[LISTED RECORDS]
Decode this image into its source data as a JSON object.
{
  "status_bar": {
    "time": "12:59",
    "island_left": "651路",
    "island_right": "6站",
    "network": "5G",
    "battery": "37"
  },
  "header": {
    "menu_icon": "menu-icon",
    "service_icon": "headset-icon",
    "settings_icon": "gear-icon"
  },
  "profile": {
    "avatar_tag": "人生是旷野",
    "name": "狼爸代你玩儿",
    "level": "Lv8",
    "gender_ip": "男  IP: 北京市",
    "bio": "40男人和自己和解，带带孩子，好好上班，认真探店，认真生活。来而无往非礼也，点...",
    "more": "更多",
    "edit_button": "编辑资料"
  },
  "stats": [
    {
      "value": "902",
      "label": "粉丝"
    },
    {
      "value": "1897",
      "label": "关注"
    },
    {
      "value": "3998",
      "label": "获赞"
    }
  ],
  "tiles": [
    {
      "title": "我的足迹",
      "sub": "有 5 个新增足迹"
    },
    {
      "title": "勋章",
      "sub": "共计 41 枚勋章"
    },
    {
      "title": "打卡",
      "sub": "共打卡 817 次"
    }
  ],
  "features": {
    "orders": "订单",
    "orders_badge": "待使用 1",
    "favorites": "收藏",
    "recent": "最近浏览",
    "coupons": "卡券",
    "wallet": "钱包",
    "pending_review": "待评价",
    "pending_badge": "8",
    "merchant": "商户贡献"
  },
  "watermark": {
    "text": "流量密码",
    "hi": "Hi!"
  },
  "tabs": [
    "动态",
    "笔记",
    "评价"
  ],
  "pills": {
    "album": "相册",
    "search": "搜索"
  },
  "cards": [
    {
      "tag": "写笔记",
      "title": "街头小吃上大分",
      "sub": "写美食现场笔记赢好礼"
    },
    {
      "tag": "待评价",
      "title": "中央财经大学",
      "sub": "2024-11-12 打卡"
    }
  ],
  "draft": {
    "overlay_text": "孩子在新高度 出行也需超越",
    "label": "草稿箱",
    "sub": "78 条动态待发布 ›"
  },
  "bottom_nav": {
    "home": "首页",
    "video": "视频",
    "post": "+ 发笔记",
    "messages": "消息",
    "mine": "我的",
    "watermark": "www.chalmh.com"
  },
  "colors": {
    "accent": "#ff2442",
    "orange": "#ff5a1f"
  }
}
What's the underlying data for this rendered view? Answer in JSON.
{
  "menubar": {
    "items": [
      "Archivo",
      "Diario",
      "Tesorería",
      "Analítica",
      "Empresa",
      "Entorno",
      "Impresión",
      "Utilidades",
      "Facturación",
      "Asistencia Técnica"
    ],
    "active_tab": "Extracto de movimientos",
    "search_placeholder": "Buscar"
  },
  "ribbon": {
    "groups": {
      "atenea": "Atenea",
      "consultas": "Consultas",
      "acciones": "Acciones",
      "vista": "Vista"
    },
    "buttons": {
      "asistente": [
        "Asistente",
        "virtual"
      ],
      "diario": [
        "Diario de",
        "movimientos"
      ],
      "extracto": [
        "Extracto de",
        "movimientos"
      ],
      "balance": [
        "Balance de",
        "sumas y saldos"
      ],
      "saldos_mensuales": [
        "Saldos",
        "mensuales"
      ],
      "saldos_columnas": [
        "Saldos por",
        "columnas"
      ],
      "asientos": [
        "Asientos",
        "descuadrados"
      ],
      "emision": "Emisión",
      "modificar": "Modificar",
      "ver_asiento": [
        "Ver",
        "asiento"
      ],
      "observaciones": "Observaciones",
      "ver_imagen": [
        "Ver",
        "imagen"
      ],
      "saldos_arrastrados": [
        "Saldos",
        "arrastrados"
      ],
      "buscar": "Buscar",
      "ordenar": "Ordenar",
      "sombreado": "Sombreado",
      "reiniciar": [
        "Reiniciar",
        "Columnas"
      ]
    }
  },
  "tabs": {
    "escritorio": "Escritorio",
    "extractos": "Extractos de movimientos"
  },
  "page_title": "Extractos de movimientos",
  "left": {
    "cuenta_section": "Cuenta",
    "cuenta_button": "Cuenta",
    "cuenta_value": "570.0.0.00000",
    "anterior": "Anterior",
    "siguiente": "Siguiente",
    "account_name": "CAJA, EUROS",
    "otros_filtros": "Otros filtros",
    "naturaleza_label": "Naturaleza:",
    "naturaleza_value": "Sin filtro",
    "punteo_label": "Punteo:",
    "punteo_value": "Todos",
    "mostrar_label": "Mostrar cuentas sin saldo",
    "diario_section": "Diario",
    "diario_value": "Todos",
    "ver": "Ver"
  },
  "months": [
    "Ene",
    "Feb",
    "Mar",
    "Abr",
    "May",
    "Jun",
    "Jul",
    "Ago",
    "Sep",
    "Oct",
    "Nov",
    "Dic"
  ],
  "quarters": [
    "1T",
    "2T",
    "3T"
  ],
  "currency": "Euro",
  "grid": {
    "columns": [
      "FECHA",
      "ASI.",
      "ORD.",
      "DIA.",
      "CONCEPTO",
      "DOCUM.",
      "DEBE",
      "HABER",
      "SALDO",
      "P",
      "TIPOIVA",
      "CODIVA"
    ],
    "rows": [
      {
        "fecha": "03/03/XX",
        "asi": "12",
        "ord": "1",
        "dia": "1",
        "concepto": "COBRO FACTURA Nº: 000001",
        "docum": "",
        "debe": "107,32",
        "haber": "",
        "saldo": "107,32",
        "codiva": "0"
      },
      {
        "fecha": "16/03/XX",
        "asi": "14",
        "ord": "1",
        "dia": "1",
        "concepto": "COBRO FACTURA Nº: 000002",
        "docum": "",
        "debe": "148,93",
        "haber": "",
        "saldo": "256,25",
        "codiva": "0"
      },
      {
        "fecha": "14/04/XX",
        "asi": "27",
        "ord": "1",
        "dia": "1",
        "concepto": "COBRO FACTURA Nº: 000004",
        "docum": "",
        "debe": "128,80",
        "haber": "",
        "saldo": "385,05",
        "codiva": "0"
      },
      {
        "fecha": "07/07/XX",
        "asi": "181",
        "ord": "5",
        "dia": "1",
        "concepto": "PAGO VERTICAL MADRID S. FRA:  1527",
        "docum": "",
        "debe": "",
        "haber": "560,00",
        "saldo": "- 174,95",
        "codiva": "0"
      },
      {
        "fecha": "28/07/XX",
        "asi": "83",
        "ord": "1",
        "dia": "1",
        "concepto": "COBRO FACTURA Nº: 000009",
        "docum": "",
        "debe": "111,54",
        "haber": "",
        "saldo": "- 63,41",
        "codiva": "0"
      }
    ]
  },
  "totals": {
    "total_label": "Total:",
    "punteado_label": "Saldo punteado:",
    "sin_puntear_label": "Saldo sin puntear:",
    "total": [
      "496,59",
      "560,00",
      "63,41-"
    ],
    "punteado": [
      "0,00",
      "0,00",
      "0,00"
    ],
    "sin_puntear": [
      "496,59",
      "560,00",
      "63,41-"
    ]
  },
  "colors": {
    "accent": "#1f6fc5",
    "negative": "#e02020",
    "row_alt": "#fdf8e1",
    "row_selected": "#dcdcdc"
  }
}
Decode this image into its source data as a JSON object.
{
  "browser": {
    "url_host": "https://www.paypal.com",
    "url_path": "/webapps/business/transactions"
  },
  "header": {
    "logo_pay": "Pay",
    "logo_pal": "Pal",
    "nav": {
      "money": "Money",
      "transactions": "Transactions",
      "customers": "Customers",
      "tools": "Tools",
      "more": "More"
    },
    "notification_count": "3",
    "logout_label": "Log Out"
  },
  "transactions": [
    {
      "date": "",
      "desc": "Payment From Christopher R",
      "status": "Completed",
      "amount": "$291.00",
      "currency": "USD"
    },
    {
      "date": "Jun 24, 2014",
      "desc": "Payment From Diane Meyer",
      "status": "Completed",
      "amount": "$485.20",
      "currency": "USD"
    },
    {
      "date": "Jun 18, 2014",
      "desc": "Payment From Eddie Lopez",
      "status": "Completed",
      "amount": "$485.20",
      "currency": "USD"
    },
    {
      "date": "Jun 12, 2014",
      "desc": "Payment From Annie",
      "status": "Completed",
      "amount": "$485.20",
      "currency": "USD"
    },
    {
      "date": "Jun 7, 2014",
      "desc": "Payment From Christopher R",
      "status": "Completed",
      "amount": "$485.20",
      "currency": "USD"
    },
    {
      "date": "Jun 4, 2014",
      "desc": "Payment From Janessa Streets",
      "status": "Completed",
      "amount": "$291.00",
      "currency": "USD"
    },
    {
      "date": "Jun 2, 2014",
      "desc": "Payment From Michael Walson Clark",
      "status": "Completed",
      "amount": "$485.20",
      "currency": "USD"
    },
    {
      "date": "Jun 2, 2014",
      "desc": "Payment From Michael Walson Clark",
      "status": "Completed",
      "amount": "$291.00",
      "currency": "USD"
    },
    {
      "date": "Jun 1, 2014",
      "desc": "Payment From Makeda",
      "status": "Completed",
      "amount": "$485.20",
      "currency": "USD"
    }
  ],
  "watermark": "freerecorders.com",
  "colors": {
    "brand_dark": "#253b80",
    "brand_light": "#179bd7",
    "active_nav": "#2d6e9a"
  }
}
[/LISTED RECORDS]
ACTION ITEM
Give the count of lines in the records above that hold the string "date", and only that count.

ANSWER
9